Write out each line of the listing as it stands, without the images.

Data records -
···
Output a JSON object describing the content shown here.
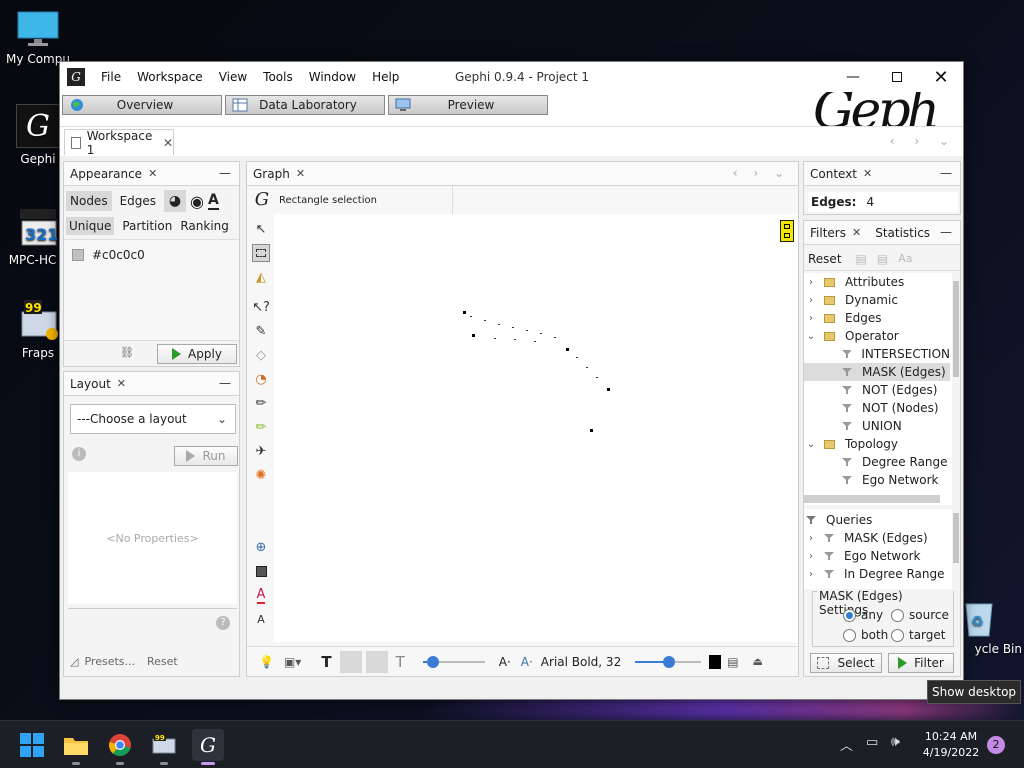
{
  "desktop": {
    "icons": [
      {
        "label": "My Compu"
      },
      {
        "label": "Gephi"
      },
      {
        "label": "MPC-HC x"
      },
      {
        "label": "Fraps"
      },
      {
        "label": "ycle Bin"
      }
    ],
    "tooltip": "Show desktop"
  },
  "window": {
    "title": "Gephi 0.9.4 - Project 1",
    "menu": [
      "File",
      "Workspace",
      "View",
      "Tools",
      "Window",
      "Help"
    ],
    "modes": [
      "Overview",
      "Data Laboratory",
      "Preview"
    ],
    "workspace_tab": "Workspace 1",
    "brand_text": "Gephi"
  },
  "appearance": {
    "tab": "Appearance",
    "element_tabs": [
      "Nodes",
      "Edges"
    ],
    "mode_tabs": [
      "Unique",
      "Partition",
      "Ranking"
    ],
    "color_value": "#c0c0c0",
    "apply_label": "Apply"
  },
  "layout": {
    "tab": "Layout",
    "choose_placeholder": "---Choose a layout",
    "run_label": "Run",
    "no_properties": "<No Properties>",
    "presets_label": "Presets...",
    "reset_label": "Reset"
  },
  "graph": {
    "tab": "Graph",
    "tool_label": "Rectangle selection",
    "font_label": "Arial Bold, 32"
  },
  "context": {
    "tab": "Context",
    "edges_label": "Edges:",
    "edges_value": "4"
  },
  "filters": {
    "tab": "Filters",
    "statistics_tab": "Statistics",
    "reset_label": "Reset",
    "tree": [
      {
        "label": "Attributes",
        "type": "folder",
        "level": 0,
        "expanded": false
      },
      {
        "label": "Dynamic",
        "type": "folder",
        "level": 0,
        "expanded": false
      },
      {
        "label": "Edges",
        "type": "folder",
        "level": 0,
        "expanded": false
      },
      {
        "label": "Operator",
        "type": "folder",
        "level": 0,
        "expanded": true
      },
      {
        "label": "INTERSECTION",
        "type": "filter",
        "level": 1
      },
      {
        "label": "MASK (Edges)",
        "type": "filter",
        "level": 1,
        "selected": true
      },
      {
        "label": "NOT (Edges)",
        "type": "filter",
        "level": 1
      },
      {
        "label": "NOT (Nodes)",
        "type": "filter",
        "level": 1
      },
      {
        "label": "UNION",
        "type": "filter",
        "level": 1
      },
      {
        "label": "Topology",
        "type": "folder",
        "level": 0,
        "expanded": true
      },
      {
        "label": "Degree Range",
        "type": "filter",
        "level": 1
      },
      {
        "label": "Ego Network",
        "type": "filter",
        "level": 1
      }
    ],
    "queries_label": "Queries",
    "queries": [
      "MASK (Edges)",
      "Ego Network",
      "In Degree Range"
    ],
    "settings_title": "MASK (Edges) Settings",
    "options": [
      {
        "label": "any",
        "checked": true
      },
      {
        "label": "source",
        "checked": false
      },
      {
        "label": "both",
        "checked": false
      },
      {
        "label": "target",
        "checked": false
      }
    ],
    "select_label": "Select",
    "filter_label": "Filter"
  },
  "taskbar": {
    "time": "10:24 AM",
    "date": "4/19/2022",
    "notification_count": "2"
  }
}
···
Written reply -
Output a JSON object describing the content shown here.
{
  "desktop": {
    "icons": [
      {
        "label": "My Compu"
      },
      {
        "label": "Gephi"
      },
      {
        "label": "MPC-HC x"
      },
      {
        "label": "Fraps"
      },
      {
        "label": "ycle Bin"
      }
    ],
    "tooltip": "Show desktop"
  },
  "window": {
    "title": "Gephi 0.9.4 - Project 1",
    "menu": [
      "File",
      "Workspace",
      "View",
      "Tools",
      "Window",
      "Help"
    ],
    "modes": [
      "Overview",
      "Data Laboratory",
      "Preview"
    ],
    "workspace_tab": "Workspace 1",
    "brand_text": "Gephi"
  },
  "appearance": {
    "tab": "Appearance",
    "element_tabs": [
      "Nodes",
      "Edges"
    ],
    "mode_tabs": [
      "Unique",
      "Partition",
      "Ranking"
    ],
    "color_value": "#c0c0c0",
    "apply_label": "Apply"
  },
  "layout": {
    "tab": "Layout",
    "choose_placeholder": "---Choose a layout",
    "run_label": "Run",
    "no_properties": "<No Properties>",
    "presets_label": "Presets...",
    "reset_label": "Reset"
  },
  "graph": {
    "tab": "Graph",
    "tool_label": "Rectangle selection",
    "font_label": "Arial Bold, 32"
  },
  "context": {
    "tab": "Context",
    "edges_label": "Edges:",
    "edges_value": "4"
  },
  "filters": {
    "tab": "Filters",
    "statistics_tab": "Statistics",
    "reset_label": "Reset",
    "tree": [
      {
        "label": "Attributes",
        "type": "folder",
        "level": 0,
        "expanded": false
      },
      {
        "label": "Dynamic",
        "type": "folder",
        "level": 0,
        "expanded": false
      },
      {
        "label": "Edges",
        "type": "folder",
        "level": 0,
        "expanded": false
      },
      {
        "label": "Operator",
        "type": "folder",
        "level": 0,
        "expanded": true
      },
      {
        "label": "INTERSECTION",
        "type": "filter",
        "level": 1
      },
      {
        "label": "MASK (Edges)",
        "type": "filter",
        "level": 1,
        "selected": true
      },
      {
        "label": "NOT (Edges)",
        "type": "filter",
        "level": 1
      },
      {
        "label": "NOT (Nodes)",
        "type": "filter",
        "level": 1
      },
      {
        "label": "UNION",
        "type": "filter",
        "level": 1
      },
      {
        "label": "Topology",
        "type": "folder",
        "level": 0,
        "expanded": true
      },
      {
        "label": "Degree Range",
        "type": "filter",
        "level": 1
      },
      {
        "label": "Ego Network",
        "type": "filter",
        "level": 1
      }
    ],
    "queries_label": "Queries",
    "queries": [
      "MASK (Edges)",
      "Ego Network",
      "In Degree Range"
    ],
    "settings_title": "MASK (Edges) Settings",
    "options": [
      {
        "label": "any",
        "checked": true
      },
      {
        "label": "source",
        "checked": false
      },
      {
        "label": "both",
        "checked": false
      },
      {
        "label": "target",
        "checked": false
      }
    ],
    "select_label": "Select",
    "filter_label": "Filter"
  },
  "taskbar": {
    "time": "10:24 AM",
    "date": "4/19/2022",
    "notification_count": "2"
  }
}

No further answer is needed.